PM Oli has been adept at flaunting the China card. In October last year, there was much fanfare about China supplying 1,000 metric tonnes of petroleum products to alleviate the shortage. Considering that the annual requirement is closer to a million tonnes, this is a tiny amount. Also the infrastructure in terms of roads and bridges to the Tibet border does not permit movement of heavy tankers and LPG bullets. Nepal’s attempts at negotiating long-term agreements with China have not gone very far. However, Nepali media had carried stories that Mr. Oli, in a departure from past practice, would undertake his first foreign trip to China instead of India. The only Nepali prime minister to have done so was Mr. Prachanda in 2008. He, however, insisted that it was not a bilateral visit as he was going to attend the closing ceremony of the Beijing Olympics and his first official bilateral visit would be to India. Apparently, in the telephone conversation on December 31, Mr. Modi reiterated his invitation to Mr. Oli to visit India and the missions have been directed to work out mutually convenient dates at the earliest. However, Mr. Oli will find it difficult to visit Delhi unless the border situation has returned to normal and movement of goods and supplies has been restored. If the SLMM agitation is called off, he can then claim with some justification that his nationalistic posture, together with the anti-India rhetoric, has paid off. Given the strain Mr. Modi’s “neighbourhood first” policy is under on the Pakistan front, it is understandable that he would like Mr. Oli to stick to tradition.
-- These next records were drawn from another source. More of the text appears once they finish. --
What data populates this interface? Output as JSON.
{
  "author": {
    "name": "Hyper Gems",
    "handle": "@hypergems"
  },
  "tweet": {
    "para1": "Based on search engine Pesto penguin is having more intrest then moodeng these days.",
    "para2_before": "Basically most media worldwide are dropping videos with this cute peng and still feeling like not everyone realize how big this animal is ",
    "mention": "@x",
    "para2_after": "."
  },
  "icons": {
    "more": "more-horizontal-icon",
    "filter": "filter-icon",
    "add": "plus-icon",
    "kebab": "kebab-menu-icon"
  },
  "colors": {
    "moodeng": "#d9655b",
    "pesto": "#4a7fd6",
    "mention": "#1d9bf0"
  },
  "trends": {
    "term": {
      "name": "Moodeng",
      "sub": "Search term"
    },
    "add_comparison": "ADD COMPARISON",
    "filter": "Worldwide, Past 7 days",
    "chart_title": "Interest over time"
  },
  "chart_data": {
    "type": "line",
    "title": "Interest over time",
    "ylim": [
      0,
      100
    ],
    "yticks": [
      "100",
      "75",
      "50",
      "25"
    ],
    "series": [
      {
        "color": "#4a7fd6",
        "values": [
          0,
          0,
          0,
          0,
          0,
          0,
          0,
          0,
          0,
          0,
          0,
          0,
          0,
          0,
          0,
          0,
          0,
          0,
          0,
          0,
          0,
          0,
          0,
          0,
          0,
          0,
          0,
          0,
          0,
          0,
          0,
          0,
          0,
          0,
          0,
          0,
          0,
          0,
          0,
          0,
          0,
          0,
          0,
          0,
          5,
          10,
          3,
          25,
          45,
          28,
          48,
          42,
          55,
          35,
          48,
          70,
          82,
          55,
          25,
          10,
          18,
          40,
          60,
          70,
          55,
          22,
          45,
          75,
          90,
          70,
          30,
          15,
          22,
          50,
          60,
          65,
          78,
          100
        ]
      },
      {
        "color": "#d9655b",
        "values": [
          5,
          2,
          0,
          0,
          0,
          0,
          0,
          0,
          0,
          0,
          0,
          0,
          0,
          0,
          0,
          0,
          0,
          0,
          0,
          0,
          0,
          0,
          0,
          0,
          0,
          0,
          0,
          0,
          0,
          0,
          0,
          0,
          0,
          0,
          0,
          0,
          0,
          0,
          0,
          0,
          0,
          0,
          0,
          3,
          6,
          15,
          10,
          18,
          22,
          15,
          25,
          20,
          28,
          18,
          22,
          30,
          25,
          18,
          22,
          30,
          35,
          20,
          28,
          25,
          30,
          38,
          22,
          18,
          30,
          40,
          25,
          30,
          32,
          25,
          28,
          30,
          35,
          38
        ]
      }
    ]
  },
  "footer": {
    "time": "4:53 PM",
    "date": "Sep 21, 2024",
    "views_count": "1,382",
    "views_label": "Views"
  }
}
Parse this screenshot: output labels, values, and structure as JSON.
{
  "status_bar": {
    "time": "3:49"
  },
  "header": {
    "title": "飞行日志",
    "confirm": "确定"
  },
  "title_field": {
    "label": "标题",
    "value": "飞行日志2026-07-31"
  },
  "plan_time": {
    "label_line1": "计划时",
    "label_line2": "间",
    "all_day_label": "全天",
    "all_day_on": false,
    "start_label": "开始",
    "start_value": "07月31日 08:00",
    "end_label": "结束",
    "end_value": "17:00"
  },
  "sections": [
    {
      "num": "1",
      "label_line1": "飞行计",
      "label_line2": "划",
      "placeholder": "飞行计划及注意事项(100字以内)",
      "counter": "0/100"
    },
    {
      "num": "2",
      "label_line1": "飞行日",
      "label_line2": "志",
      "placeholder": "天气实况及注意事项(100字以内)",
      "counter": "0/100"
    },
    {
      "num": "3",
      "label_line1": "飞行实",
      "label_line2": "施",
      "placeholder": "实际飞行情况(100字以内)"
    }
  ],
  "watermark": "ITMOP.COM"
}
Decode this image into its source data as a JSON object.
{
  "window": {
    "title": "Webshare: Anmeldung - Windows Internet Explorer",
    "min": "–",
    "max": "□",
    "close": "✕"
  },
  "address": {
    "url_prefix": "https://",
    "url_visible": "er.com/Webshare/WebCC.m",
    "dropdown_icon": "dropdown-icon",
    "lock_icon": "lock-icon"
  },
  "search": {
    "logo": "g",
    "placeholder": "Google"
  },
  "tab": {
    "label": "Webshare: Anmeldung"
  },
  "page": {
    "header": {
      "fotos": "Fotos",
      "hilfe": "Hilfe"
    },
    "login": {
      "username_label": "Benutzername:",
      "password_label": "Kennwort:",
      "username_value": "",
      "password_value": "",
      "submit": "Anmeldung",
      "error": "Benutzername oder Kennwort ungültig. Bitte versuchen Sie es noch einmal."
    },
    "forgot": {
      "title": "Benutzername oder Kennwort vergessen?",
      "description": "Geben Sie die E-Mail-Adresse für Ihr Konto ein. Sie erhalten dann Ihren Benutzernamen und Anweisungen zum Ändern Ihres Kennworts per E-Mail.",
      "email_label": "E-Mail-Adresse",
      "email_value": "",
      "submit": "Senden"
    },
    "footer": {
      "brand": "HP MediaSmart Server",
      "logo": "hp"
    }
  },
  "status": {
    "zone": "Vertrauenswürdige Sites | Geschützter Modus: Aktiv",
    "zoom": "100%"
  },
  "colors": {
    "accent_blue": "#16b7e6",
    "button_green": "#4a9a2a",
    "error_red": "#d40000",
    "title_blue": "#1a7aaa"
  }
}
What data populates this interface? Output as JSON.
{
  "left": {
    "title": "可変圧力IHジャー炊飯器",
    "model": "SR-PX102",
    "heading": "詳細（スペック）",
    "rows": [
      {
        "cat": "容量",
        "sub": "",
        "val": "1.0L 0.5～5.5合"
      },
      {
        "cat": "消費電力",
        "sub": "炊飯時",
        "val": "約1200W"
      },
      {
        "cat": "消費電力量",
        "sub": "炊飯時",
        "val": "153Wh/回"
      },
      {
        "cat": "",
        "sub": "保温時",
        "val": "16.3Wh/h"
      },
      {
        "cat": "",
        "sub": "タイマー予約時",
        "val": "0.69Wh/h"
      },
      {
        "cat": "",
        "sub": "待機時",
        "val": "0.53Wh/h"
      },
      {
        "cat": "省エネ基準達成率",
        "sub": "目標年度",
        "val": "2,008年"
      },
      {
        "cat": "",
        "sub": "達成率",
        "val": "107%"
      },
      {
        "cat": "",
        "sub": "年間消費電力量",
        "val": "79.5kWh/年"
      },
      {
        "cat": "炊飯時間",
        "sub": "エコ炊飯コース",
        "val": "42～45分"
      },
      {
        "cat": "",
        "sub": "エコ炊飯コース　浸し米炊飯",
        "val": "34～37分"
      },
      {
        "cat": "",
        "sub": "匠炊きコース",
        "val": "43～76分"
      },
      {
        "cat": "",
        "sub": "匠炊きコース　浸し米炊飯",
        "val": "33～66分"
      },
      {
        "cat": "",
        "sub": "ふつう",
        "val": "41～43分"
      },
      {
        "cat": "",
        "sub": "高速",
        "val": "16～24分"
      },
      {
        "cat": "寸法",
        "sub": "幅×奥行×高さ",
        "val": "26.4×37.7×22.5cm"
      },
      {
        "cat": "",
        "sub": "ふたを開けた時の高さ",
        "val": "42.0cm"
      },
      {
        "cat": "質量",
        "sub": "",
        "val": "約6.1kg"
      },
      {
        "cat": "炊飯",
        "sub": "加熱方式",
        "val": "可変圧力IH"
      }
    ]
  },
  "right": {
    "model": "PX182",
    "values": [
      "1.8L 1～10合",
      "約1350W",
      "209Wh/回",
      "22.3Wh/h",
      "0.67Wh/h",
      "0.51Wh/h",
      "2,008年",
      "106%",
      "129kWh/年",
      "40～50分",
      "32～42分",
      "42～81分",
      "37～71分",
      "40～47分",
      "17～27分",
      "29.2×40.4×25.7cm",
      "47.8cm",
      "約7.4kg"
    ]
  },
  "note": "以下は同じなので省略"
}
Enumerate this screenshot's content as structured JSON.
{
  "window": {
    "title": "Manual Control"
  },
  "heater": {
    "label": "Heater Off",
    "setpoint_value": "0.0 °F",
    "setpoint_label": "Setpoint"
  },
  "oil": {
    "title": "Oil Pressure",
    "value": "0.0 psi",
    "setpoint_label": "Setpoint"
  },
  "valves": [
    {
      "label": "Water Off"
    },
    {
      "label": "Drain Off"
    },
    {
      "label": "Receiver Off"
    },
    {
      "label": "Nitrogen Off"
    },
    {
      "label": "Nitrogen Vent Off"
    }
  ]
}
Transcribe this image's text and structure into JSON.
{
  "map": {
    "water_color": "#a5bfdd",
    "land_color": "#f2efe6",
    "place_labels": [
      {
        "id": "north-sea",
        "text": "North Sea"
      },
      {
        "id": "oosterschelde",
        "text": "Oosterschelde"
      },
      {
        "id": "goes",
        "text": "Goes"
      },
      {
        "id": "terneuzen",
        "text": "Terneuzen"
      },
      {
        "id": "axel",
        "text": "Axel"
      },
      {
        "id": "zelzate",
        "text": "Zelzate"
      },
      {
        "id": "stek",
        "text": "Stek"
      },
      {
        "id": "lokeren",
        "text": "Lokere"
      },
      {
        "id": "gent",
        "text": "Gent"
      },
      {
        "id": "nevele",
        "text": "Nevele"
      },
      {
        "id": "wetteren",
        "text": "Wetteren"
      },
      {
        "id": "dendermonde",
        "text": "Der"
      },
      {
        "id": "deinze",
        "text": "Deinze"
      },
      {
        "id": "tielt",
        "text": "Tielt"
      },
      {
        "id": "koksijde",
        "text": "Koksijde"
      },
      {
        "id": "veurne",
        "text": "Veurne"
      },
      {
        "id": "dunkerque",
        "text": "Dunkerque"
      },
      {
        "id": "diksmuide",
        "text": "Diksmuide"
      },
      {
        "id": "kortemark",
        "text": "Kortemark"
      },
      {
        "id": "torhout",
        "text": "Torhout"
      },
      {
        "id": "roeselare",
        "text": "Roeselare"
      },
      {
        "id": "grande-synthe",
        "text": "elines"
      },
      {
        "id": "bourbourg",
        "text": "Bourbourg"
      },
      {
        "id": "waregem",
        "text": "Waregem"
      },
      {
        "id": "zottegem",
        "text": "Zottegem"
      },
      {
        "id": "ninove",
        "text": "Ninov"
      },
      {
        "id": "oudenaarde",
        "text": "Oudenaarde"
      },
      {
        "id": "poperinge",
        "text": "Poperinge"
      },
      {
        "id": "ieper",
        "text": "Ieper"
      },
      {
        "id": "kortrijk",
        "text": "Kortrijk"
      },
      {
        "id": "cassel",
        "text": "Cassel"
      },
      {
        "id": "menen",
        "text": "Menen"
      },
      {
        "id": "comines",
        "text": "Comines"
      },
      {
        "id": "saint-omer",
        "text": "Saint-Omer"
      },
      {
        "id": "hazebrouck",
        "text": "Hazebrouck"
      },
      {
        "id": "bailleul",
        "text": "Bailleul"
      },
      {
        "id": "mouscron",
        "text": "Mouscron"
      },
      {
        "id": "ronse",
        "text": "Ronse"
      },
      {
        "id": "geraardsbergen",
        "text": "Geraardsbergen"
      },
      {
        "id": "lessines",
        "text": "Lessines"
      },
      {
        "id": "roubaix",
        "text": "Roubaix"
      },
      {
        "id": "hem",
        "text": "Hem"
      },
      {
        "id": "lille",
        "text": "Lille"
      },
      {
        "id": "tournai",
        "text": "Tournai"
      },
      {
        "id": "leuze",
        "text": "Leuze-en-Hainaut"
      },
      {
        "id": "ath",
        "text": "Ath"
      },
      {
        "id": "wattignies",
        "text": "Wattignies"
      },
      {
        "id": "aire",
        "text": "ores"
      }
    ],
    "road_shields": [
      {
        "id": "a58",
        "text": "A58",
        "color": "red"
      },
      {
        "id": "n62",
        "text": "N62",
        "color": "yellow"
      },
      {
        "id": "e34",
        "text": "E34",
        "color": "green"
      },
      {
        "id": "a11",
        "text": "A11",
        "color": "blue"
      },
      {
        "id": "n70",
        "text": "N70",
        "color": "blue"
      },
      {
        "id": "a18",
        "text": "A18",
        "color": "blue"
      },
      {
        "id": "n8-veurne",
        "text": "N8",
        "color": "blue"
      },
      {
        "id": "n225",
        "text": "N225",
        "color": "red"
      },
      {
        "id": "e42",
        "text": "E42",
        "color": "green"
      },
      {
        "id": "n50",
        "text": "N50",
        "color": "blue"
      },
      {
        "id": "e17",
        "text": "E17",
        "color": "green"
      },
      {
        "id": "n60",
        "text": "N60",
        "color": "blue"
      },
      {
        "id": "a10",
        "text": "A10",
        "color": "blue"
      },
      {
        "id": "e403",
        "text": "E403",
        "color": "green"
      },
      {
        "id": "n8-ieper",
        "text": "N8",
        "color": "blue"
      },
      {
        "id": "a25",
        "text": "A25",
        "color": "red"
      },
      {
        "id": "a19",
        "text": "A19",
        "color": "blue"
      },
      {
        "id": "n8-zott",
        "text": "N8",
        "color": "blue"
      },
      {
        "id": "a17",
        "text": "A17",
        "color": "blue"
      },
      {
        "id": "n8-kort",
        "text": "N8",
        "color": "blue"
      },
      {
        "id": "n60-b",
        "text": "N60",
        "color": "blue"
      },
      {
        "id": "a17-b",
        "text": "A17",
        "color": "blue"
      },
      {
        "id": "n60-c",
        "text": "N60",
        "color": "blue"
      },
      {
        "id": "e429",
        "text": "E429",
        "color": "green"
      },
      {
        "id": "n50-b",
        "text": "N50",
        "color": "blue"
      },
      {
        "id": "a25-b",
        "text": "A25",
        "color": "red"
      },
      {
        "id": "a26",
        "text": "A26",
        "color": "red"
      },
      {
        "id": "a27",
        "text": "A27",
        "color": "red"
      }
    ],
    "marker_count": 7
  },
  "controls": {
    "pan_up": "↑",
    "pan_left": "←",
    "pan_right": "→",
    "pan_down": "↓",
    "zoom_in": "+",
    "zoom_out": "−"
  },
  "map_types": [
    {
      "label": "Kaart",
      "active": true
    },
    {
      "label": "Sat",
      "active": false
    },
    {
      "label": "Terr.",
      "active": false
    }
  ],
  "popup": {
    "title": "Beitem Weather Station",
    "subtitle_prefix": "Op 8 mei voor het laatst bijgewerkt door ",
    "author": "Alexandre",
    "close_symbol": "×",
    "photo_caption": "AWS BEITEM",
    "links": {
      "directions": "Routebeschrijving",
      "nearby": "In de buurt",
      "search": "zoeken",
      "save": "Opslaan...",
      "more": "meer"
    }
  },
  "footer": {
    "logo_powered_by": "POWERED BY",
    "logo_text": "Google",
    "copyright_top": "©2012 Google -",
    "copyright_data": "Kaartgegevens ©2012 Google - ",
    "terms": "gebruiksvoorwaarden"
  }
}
How did things reach such an impasse? The fact is that nobody thought that the Madhesi agitation and the consequent restrictions on cross-border movement of goods would last this long. As a result, nobody had a Plan B and rhetoric replaced communication. With the key players losing control, the situation went into a tailspin. The Oli government found it convenient to stoke Nepali nationalism and deflect attention away from its own incompetence by blaming India. The SLMM’s demands continued to grow with no negotiations in sight and rising anti-Indianism hardly sat well with Mr. Modi’s “neighbourhood first” diplomacy.
The supply situation has now eased but the Oli government needs to offer a healing hand to the Madhesis to get them on board. If he fails, he may find it difficult to deal with the ensuing instability. The Madhesis need to reach out to the Tharus and Janajatis, the other marginalised groups. For India, the challenge is to give greater political content to its engagement, rebuild trust with the Oli government, and revive the positive sentiments generated by Prime Minister Modi’s visits in 2014.
(Rakesh Sood, the Prime Minister’s Special Envoy for Disarmament and Non-Proliferation till May 2014, is a former Ambassador to Nepal. E-mail: firstname.lastname@example.org)
Keywords: Nepal government, K.P. Oli, SLMM. Madhesis
The Hindu, January 7, 2016